(Items from an interface collection)
====

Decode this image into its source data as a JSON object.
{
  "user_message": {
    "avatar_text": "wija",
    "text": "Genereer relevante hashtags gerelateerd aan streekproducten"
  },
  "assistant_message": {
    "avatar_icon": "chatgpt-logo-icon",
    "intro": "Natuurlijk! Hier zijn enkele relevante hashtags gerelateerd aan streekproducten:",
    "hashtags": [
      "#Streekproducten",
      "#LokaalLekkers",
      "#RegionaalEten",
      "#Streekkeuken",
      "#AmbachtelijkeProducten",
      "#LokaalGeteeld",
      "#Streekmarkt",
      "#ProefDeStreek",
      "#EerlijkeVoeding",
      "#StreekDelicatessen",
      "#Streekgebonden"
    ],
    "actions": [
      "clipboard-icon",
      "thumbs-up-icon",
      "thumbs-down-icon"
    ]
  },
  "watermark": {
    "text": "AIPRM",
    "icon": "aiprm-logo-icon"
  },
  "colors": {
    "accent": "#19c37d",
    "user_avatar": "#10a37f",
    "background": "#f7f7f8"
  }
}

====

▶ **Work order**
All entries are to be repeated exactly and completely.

▶ **Completed exercise**
Decode this image into its source data as a JSON object.
{
  "user_message": {
    "avatar_text": "wija",
    "text": "Genereer relevante hashtags gerelateerd aan streekproducten"
  },
  "assistant_message": {
    "avatar_icon": "chatgpt-logo-icon",
    "intro": "Natuurlijk! Hier zijn enkele relevante hashtags gerelateerd aan streekproducten:",
    "hashtags": [
      "#Streekproducten",
      "#LokaalLekkers",
      "#RegionaalEten",
      "#Streekkeuken",
      "#AmbachtelijkeProducten",
      "#LokaalGeteeld",
      "#Streekmarkt",
      "#ProefDeStreek",
      "#EerlijkeVoeding",
      "#StreekDelicatessen",
      "#Streekgebonden"
    ],
    "actions": [
      "clipboard-icon",
      "thumbs-up-icon",
      "thumbs-down-icon"
    ]
  },
  "watermark": {
    "text": "AIPRM",
    "icon": "aiprm-logo-icon"
  },
  "colors": {
    "accent": "#19c37d",
    "user_avatar": "#10a37f",
    "background": "#f7f7f8"
  }
}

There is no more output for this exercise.